Sonya is a doctoral candidate in the Counseling Psychology and School Psychology combined program at FSU. She is currently completing her doctoral internship at Centerstone, a community mental health center in Bradenton, Florida. She has experience in providing mental health interventions in school settings and her research has focused on child adverse experiences and academic success. Sonya has a passion for working with youth and will be serving as the Assistant in Research for the IVY program. In this role, Sonya will help with program development and implementing peer victimization interventions.
Madison Woodall, M.S.
Madison is a doctoral student in the combined Counseling and School Psychology program at Florida State University. She earned her bachelor’s degree in Psychology in 2020 and a Master’s degree in Counseling and Human Systems in 2021, both from Florida State University. Her research interests include bullying prevention/intervention, childhood trauma, and intellectual/developmental disabilities. Madison has been involved with IVY since 2020. Since then, she has been a part of both the creation and implementation of the intervention.
Miranda Bradley, M.S.
Miranda Bradley is a doctoral student in the Counseling and School Psychology program at Florida State University. She earned her bachelor’s degree in psychology in 2021 from the University of Florida. Her research interests include crisis intervention and prevention in the school system, specifically in suicide and bullying prevention. Miranda has been a part of the IVY project since 2021.
Edgardo Mejias Vazquez
Edgardo is a first-year doctoral student in the Counseling and School Psychology Ph.D. He graduated from the University of South Florida with a bachelor's degree in psychology. He is interested in the factors that affect mental health and academic outcomes among minorities. Edgardo is currently working with Dr. Jenkins on the IVY project.
Kate Mirah is a doctoral student in the Counseling and School Psychology program at Florida State University. She earned her bachelor’s degree in psychology at Purdue University in 2023. Her research interests include early intervention, taking a holistic approach when providing interventions and support, and fostering an inclusive educational environment by embracing diversity and equity. Kate has been involved in the IVY project as of 2023.

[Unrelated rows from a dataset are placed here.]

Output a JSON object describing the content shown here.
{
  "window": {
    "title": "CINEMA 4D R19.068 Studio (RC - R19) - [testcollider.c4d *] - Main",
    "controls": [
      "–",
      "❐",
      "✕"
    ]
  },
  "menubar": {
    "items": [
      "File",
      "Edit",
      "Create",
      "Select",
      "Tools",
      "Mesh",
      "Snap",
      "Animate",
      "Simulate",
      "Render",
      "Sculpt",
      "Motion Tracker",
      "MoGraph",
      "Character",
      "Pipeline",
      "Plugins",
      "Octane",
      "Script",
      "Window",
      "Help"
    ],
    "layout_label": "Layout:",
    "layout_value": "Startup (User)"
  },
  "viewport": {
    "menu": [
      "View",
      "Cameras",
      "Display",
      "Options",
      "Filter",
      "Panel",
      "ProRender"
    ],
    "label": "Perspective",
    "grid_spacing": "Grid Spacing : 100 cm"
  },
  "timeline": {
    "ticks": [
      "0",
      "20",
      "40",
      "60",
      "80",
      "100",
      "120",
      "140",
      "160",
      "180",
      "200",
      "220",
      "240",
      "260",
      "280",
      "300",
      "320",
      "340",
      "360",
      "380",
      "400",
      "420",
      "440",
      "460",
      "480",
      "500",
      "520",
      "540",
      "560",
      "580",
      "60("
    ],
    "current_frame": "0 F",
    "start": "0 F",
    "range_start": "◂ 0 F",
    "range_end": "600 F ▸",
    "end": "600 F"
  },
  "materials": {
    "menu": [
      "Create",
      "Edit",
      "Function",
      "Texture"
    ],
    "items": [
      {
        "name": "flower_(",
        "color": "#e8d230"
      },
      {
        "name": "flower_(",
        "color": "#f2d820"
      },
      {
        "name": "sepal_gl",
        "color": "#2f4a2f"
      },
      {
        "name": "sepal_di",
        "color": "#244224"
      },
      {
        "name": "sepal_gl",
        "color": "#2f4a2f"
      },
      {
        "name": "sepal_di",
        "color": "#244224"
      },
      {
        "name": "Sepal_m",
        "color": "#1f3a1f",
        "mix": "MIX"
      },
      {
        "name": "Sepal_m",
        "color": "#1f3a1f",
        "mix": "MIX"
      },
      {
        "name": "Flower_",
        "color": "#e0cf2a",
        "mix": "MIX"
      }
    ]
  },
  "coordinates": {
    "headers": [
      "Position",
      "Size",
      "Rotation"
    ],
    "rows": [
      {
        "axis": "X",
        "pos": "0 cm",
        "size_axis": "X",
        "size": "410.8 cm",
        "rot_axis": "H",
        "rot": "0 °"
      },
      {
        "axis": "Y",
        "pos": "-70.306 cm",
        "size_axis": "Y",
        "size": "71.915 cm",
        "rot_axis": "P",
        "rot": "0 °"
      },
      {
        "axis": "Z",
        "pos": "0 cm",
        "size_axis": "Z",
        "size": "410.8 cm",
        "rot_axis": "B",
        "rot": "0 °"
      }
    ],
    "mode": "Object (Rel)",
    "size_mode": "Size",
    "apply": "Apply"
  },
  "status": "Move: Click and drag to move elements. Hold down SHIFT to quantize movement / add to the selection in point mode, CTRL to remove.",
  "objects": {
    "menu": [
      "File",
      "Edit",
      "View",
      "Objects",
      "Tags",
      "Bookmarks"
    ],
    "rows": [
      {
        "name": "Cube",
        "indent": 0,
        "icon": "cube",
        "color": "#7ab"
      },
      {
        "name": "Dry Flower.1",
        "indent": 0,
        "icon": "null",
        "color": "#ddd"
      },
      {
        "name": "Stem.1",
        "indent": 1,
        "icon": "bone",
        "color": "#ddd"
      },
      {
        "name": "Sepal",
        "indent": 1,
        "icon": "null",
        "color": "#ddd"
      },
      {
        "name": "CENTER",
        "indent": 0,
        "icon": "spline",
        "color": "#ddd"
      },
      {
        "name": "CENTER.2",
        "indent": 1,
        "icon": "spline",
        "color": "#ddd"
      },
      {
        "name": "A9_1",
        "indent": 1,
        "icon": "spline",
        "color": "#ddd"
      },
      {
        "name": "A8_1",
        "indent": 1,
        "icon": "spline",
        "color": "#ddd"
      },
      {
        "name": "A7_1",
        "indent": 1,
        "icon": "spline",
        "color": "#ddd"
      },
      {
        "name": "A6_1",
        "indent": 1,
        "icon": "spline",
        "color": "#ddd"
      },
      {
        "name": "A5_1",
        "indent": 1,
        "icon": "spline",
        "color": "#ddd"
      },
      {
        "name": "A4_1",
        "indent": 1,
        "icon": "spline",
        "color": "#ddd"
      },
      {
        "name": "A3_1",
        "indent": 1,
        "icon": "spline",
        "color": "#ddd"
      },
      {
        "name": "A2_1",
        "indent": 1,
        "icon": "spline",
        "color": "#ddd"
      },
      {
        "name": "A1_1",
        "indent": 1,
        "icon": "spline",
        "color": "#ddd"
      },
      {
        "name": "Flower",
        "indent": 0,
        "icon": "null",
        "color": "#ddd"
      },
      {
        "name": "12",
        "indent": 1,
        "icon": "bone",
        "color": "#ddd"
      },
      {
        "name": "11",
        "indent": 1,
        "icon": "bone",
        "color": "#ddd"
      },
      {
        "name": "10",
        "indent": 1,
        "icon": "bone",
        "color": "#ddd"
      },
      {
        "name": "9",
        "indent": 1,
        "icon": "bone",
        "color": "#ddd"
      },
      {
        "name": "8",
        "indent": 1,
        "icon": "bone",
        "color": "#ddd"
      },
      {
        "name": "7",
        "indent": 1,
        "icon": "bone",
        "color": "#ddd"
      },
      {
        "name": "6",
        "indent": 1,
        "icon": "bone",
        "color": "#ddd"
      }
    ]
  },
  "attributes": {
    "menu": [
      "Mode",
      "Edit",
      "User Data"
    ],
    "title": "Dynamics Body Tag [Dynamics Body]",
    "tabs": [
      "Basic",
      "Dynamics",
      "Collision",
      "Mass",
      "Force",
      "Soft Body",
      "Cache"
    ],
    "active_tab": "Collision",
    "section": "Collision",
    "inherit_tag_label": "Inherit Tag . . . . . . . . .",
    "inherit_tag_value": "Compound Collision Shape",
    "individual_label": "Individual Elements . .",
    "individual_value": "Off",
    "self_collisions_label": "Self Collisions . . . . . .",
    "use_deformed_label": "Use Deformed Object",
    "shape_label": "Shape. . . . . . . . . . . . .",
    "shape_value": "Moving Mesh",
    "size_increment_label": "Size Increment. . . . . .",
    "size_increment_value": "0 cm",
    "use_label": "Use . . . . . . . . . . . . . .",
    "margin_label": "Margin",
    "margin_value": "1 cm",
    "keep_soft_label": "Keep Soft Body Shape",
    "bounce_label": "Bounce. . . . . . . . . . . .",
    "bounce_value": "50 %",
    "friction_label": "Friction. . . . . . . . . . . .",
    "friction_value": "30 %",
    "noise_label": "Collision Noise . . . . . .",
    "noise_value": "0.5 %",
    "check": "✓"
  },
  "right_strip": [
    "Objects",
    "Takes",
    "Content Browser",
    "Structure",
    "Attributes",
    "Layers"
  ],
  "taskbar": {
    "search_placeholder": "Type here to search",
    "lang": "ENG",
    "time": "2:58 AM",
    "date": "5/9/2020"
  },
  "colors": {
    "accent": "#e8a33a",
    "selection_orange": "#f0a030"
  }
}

Annika Simpson is a doctoral student in the combined Counseling and School Psychology program at Florida State University. She earned her bachelor’s degree in psychology and history in 2022 from Belmont University. Her research interests include childhood and adolescent trauma, specifically the intersection of traditional trauma therapies with animal-assisted interventions. Annika has been a part of the IVY project since 2023.